BEGIN LISTED ENTRIES

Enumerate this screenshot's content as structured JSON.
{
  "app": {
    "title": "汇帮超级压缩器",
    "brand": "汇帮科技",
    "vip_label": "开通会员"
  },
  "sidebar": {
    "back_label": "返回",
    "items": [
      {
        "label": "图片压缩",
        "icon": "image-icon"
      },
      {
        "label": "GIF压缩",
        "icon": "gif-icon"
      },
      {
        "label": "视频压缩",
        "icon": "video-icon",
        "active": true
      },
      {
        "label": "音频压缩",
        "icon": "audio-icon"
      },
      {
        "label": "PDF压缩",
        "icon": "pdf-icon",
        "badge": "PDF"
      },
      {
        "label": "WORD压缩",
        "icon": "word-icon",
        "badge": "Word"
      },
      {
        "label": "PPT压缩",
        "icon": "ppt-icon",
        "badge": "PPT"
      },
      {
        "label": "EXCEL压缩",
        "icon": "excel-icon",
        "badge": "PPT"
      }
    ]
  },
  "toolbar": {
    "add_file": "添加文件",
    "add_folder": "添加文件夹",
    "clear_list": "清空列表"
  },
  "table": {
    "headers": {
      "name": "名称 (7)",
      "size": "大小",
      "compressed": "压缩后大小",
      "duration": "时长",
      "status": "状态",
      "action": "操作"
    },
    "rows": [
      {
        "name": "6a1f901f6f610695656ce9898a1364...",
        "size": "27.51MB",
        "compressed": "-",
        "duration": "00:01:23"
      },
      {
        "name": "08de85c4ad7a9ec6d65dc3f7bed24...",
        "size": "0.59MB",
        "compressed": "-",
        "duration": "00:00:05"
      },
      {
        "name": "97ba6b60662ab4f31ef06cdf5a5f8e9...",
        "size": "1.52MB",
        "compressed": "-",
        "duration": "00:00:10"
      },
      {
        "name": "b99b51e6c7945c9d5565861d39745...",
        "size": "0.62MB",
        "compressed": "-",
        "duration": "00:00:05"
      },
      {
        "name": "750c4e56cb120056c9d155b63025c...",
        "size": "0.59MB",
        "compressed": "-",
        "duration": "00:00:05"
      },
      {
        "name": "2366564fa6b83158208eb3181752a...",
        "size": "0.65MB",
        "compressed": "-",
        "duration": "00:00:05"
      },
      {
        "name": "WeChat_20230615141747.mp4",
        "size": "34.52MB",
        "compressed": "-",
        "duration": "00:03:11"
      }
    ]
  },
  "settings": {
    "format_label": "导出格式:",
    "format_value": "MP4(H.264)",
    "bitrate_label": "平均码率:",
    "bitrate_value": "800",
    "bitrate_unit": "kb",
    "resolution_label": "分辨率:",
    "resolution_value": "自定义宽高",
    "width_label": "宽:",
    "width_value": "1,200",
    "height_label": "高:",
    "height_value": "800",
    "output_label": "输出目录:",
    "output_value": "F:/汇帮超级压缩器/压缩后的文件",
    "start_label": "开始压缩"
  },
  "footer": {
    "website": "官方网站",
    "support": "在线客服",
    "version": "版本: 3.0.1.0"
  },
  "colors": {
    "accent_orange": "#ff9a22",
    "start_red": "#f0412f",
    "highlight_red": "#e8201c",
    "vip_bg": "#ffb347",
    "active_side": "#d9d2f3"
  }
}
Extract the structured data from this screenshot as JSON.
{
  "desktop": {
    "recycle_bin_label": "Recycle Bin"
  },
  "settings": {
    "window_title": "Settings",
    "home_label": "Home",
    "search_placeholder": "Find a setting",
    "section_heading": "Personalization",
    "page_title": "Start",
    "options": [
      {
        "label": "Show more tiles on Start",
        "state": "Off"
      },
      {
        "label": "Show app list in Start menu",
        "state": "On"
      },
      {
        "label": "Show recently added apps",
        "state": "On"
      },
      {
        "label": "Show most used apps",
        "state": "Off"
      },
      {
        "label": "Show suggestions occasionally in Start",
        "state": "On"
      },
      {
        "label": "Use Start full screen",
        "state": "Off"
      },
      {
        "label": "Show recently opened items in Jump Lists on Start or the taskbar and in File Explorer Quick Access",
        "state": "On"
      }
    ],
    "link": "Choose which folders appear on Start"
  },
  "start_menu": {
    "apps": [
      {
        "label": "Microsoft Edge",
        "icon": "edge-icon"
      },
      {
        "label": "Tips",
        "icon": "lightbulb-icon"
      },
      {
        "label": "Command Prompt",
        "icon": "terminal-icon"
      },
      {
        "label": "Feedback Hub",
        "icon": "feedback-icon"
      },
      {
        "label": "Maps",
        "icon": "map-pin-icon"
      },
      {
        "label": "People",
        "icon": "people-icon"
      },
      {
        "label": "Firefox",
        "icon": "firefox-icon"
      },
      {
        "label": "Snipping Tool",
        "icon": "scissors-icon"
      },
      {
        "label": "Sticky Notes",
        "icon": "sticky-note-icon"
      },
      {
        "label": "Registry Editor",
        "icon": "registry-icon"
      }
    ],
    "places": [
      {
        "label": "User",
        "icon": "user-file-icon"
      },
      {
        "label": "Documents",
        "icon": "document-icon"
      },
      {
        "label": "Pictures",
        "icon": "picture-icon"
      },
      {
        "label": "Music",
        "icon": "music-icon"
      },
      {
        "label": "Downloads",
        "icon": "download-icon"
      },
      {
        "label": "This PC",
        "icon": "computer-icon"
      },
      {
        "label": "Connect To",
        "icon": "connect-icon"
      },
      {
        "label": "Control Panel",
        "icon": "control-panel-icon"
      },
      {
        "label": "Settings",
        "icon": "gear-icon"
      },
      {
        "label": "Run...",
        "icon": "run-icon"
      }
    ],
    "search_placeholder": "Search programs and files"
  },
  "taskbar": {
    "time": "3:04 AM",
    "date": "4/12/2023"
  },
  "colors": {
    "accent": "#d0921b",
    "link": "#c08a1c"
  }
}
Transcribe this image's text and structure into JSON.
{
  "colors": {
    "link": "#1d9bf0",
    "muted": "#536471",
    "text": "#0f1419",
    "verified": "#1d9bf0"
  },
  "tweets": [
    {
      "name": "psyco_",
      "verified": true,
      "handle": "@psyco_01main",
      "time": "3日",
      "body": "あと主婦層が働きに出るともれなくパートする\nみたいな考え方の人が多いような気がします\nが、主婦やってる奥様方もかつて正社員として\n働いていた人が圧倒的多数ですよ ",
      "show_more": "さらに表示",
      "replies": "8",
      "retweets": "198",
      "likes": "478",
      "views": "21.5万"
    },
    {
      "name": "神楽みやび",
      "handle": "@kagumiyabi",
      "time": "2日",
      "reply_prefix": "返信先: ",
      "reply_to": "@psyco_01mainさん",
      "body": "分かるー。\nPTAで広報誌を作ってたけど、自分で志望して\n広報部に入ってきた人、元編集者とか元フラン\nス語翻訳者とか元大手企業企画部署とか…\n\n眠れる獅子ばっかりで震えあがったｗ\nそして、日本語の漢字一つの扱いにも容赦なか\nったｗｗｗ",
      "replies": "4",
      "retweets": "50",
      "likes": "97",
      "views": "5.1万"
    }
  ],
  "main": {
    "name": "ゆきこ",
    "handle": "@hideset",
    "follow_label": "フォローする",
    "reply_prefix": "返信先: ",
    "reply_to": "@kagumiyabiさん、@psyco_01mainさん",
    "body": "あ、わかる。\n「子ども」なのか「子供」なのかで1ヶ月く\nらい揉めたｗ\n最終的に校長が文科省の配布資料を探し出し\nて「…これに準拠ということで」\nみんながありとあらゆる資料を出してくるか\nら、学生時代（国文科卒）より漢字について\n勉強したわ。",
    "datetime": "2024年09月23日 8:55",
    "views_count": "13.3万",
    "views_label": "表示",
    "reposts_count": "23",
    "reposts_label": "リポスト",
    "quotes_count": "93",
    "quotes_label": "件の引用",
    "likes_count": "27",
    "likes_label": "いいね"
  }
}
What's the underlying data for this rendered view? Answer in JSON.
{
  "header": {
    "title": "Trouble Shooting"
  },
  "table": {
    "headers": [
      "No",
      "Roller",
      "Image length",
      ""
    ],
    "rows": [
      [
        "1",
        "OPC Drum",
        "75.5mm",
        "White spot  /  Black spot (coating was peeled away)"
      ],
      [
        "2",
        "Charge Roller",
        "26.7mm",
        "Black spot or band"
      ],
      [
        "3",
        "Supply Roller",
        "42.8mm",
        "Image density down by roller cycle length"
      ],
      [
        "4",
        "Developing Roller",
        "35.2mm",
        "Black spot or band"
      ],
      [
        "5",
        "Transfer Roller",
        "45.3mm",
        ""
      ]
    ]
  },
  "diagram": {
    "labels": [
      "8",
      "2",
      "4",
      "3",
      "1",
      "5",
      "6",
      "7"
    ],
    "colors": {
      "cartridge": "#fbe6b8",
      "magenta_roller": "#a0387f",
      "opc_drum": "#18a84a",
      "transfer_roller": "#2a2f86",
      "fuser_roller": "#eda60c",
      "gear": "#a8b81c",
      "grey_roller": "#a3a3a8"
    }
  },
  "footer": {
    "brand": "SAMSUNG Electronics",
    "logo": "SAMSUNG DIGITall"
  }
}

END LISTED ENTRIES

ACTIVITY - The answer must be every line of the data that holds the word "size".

EXERCISE SOLUTION -
      "size": "大小",
        "size": "27.51MB",
        "size": "0.59MB",
        "size": "1.52MB",
        "size": "0.62MB",
        "size": "0.59MB",
        "size": "0.65MB",
        "size": "34.52MB",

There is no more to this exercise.